Buying a house can be one of the most exciting things you can do in your life, especially when it's your first one. Finding a home that meets your needs and suits your style is a fun adventure that should be enjoyed.
On the other hand, doing your homework on how a mortgage works and trying to understand the variety of options available to you is a whole different challenge. Fixed rate vs. variable rate, open mortgage vs. closed mortgage, amortization period… it can all feel a little overwhelming at times – especially as a first-time homebuyer.
As it is with any big decision, it's important to do your research in order to make an informed decision. This article is going to explore open vs. closed mortgages. What are open and closed mortgages? What is the difference? What are the pros and cons of each? How do you decide which mortgage is best for you?
Let's explore these questions and lower the confusion around these two types of mortgages.
Open mortgages are set up in a way where you can make additional payments to your mortgage at any point during the mortgage term without being penalized. This can be a huge advantage if you are suddenly in a position to pay down your mortgage quicker than what you amortized your mortgage for.
Suppose you land a big promotion in your job and end up making an extra $20,000 per year. With an open mortgage, you can apply this extra $20,000 per year to your mortgage and no penalties will be incurred. This extra payment also goes straight toward the principal amount owing.
A different scenario might be a little less celebratory. Perhaps you find yourself suddenly receiving an inheritance as a result of a loss in your family. Despite this loss, you now have extra cash in hand and this can be used to pay down your mortgage. The entire extra payment can be directed at the principal amount owning and again, no penalties will be incurred because your mortgage is open.
With these advantages, open mortgages also come at a cost. Interest rates on open mortgages are typically 1-2% higher than closed mortgages. This can obviously be worthwhile if you are confident you will be able to make those extra payments, but you can also end up paying a lot more interest than you would in a closed mortgage if you can't make those extra payments.
Simply put, closed mortgages are the opposite of open mortgages.

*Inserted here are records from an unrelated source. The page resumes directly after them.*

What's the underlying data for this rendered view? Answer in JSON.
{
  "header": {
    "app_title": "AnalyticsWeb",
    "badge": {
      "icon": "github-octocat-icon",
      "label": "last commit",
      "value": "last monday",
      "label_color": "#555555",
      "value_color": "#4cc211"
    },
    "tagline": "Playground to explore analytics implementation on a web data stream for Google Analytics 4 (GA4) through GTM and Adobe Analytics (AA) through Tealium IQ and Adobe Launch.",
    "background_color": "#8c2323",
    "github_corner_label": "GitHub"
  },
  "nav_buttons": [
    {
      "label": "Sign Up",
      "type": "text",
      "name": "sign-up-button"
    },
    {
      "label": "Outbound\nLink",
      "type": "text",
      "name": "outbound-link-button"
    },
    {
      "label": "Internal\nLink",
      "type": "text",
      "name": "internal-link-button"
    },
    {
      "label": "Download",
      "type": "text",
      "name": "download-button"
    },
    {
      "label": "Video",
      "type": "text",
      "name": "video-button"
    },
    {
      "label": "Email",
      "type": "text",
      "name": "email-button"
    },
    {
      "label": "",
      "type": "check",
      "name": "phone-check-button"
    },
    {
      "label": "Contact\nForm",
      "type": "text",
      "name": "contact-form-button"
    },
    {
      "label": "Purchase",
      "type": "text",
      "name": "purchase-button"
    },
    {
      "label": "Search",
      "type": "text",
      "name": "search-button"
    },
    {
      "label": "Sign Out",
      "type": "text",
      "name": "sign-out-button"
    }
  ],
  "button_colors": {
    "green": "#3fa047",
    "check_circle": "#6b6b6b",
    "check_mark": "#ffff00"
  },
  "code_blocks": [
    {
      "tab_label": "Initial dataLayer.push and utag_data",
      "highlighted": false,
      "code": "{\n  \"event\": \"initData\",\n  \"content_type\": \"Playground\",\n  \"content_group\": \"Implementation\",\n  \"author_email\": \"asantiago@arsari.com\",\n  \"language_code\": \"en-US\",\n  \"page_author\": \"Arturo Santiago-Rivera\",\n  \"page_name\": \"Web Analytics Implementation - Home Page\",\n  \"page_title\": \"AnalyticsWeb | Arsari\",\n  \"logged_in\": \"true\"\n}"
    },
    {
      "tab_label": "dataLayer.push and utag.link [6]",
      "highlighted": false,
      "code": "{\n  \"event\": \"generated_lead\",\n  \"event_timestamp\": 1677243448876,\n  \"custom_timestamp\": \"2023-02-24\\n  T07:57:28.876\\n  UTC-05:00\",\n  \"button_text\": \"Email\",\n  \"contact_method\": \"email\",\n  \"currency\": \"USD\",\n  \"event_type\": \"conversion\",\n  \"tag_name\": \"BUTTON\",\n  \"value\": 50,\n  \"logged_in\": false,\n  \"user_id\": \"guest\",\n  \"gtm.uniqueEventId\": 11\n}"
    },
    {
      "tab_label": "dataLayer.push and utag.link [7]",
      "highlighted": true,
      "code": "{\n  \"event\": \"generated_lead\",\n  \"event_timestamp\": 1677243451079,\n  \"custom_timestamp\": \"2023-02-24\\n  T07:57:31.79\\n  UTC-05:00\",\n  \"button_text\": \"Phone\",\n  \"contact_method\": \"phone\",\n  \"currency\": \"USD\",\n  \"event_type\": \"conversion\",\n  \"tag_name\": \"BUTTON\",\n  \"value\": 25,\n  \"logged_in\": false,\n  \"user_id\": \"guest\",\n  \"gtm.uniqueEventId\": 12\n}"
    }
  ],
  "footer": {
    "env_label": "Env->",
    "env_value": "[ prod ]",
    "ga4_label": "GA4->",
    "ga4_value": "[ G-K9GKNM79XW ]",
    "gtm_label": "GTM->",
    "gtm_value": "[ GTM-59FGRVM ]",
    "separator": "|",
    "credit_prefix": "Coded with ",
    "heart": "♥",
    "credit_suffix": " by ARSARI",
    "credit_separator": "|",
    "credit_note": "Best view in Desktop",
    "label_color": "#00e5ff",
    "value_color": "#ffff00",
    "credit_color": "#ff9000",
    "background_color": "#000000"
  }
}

Closed mortgages tighten up the restrictions when it comes to paying off your mortgage by means of making large lump sum payments.
To be fair, closed mortgages do allow for some accelerated amortization, but only up to a certain percentage of the borrowed amount. If you go beyond this limit, you are penalized and you end up working against your own efforts to accelerate paying off your mortgage.
The idea in mind with a closed mortgage is to maintain a stable, fixed rate that is manageable for the borrower. This is an advantage if you are on a tight budget and if you don't anticipate any excessive cash coming your way. The other benefit is a lower interest rate which helps with keeping those payments affordable.
Choosing Between Open and Closed Mortgages
For most people, it's safe to say that closed mortgages are a better option, especially if you are early in your home ownership career. When you are younger, it's less likely that a large amount of extra money will come your way. You will hopefully be in a secure job if you're signing mortgage documents, but it might take a few years before you land that big promotion with impressive salary benefits.
The lower interest rates that come with closed mortgages are notable. A 1-2% difference in interest rate might not sound like a lot, but depending on the amount you are borrowing and the length of your term, this can amount to thousands of dollars in interest savings.
Despite the title, closed mortgages do still allow for some flexibility when it comes to making extra payments. In the event that you do land that promotion at work or if you sell off some other assets that you don't need anymore, there's likely room for additional payments to be made without incurring a huge penalty.
That said, perhaps you are considering a big move across the country in the near future. Or perhaps you are in the stage of life where you might see some inheritance money come your way. These can be reasons to consider an open mortgage where you won't be penalized for making large lump sum payments or paying off your mortgage altogether.
Which One Is Best For You?
Decisions like these aren't always easy, but the important thing is to do your homework. Crunch the numbers and assess where you are at. Pay attention to the season of life you are in and try to anticipate any foreseeable financial changes you might encounter.
The banks or your mortgage broker can guide you through the best choice.
In the end, stay relaxed and enjoy the process. Determine a path that works for you and one that allows you to sleep at night. And then enjoy this place you get to call home!